Start of Entries provided

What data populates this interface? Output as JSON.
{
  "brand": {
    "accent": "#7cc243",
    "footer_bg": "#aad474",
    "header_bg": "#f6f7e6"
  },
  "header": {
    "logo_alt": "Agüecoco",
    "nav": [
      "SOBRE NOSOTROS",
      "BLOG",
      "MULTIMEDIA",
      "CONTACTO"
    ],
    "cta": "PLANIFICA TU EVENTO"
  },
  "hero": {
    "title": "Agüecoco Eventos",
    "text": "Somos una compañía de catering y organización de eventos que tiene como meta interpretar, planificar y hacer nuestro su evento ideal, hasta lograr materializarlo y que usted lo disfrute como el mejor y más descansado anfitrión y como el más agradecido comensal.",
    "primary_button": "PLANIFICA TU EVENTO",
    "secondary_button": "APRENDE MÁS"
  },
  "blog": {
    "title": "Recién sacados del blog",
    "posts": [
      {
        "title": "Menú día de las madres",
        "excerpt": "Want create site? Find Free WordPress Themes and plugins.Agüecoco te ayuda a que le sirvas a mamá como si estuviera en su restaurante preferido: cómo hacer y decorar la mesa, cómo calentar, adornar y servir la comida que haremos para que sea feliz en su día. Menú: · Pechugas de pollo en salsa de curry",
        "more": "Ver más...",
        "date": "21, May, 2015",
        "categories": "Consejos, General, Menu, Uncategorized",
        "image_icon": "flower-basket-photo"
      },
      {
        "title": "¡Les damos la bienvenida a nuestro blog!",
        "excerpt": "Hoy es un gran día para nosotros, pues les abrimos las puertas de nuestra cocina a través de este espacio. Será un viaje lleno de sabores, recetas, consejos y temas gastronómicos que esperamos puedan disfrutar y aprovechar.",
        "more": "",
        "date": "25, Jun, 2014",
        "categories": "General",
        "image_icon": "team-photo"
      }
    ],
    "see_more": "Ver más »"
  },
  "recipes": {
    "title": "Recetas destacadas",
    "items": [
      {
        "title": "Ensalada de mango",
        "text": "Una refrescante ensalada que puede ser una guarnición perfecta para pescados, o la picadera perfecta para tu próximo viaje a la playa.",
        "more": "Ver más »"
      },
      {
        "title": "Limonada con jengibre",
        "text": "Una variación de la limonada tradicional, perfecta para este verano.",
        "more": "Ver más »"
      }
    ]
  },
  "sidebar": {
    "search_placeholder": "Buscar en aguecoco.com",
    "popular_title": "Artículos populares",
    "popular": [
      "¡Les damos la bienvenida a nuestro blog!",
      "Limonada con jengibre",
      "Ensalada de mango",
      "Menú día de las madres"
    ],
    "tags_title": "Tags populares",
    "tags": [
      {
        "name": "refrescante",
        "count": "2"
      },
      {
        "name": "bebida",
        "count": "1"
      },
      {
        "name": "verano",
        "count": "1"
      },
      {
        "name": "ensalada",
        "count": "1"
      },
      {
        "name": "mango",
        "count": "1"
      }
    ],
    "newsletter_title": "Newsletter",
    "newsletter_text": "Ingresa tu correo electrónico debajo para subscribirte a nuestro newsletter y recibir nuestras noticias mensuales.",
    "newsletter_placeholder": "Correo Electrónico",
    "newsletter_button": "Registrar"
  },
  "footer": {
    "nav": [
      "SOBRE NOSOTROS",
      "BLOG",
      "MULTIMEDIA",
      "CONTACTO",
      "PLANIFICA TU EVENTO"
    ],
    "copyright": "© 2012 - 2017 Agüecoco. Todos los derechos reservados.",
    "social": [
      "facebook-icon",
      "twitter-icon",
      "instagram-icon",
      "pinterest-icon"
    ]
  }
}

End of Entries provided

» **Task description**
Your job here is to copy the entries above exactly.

» **Written response**
What data populates this interface? Output as JSON.
{
  "brand": {
    "accent": "#7cc243",
    "footer_bg": "#aad474",
    "header_bg": "#f6f7e6"
  },
  "header": {
    "logo_alt": "Agüecoco",
    "nav": [
      "SOBRE NOSOTROS",
      "BLOG",
      "MULTIMEDIA",
      "CONTACTO"
    ],
    "cta": "PLANIFICA TU EVENTO"
  },
  "hero": {
    "title": "Agüecoco Eventos",
    "text": "Somos una compañía de catering y organización de eventos que tiene como meta interpretar, planificar y hacer nuestro su evento ideal, hasta lograr materializarlo y que usted lo disfrute como el mejor y más descansado anfitrión y como el más agradecido comensal.",
    "primary_button": "PLANIFICA TU EVENTO",
    "secondary_button": "APRENDE MÁS"
  },
  "blog": {
    "title": "Recién sacados del blog",
    "posts": [
      {
        "title": "Menú día de las madres",
        "excerpt": "Want create site? Find Free WordPress Themes and plugins.Agüecoco te ayuda a que le sirvas a mamá como si estuviera en su restaurante preferido: cómo hacer y decorar la mesa, cómo calentar, adornar y servir la comida que haremos para que sea feliz en su día. Menú: · Pechugas de pollo en salsa de curry",
        "more": "Ver más...",
        "date": "21, May, 2015",
        "categories": "Consejos, General, Menu, Uncategorized",
        "image_icon": "flower-basket-photo"
      },
      {
        "title": "¡Les damos la bienvenida a nuestro blog!",
        "excerpt": "Hoy es un gran día para nosotros, pues les abrimos las puertas de nuestra cocina a través de este espacio. Será un viaje lleno de sabores, recetas, consejos y temas gastronómicos que esperamos puedan disfrutar y aprovechar.",
        "more": "",
        "date": "25, Jun, 2014",
        "categories": "General",
        "image_icon": "team-photo"
      }
    ],
    "see_more": "Ver más »"
  },
  "recipes": {
    "title": "Recetas destacadas",
    "items": [
      {
        "title": "Ensalada de mango",
        "text": "Una refrescante ensalada que puede ser una guarnición perfecta para pescados, o la picadera perfecta para tu próximo viaje a la playa.",
        "more": "Ver más »"
      },
      {
        "title": "Limonada con jengibre",
        "text": "Una variación de la limonada tradicional, perfecta para este verano.",
        "more": "Ver más »"
      }
    ]
  },
  "sidebar": {
    "search_placeholder": "Buscar en aguecoco.com",
    "popular_title": "Artículos populares",
    "popular": [
      "¡Les damos la bienvenida a nuestro blog!",
      "Limonada con jengibre",
      "Ensalada de mango",
      "Menú día de las madres"
    ],
    "tags_title": "Tags populares",
    "tags": [
      {
        "name": "refrescante",
        "count": "2"
      },
      {
        "name": "bebida",
        "count": "1"
      },
      {
        "name": "verano",
        "count": "1"
      },
      {
        "name": "ensalada",
        "count": "1"
      },
      {
        "name": "mango",
        "count": "1"
      }
    ],
    "newsletter_title": "Newsletter",
    "newsletter_text": "Ingresa tu correo electrónico debajo para subscribirte a nuestro newsletter y recibir nuestras noticias mensuales.",
    "newsletter_placeholder": "Correo Electrónico",
    "newsletter_button": "Registrar"
  },
  "footer": {
    "nav": [
      "SOBRE NOSOTROS",
      "BLOG",
      "MULTIMEDIA",
      "CONTACTO",
      "PLANIFICA TU EVENTO"
    ],
    "copyright": "© 2012 - 2017 Agüecoco. Todos los derechos reservados.",
    "social": [
      "facebook-icon",
      "twitter-icon",
      "instagram-icon",
      "pinterest-icon"
    ]
  }
}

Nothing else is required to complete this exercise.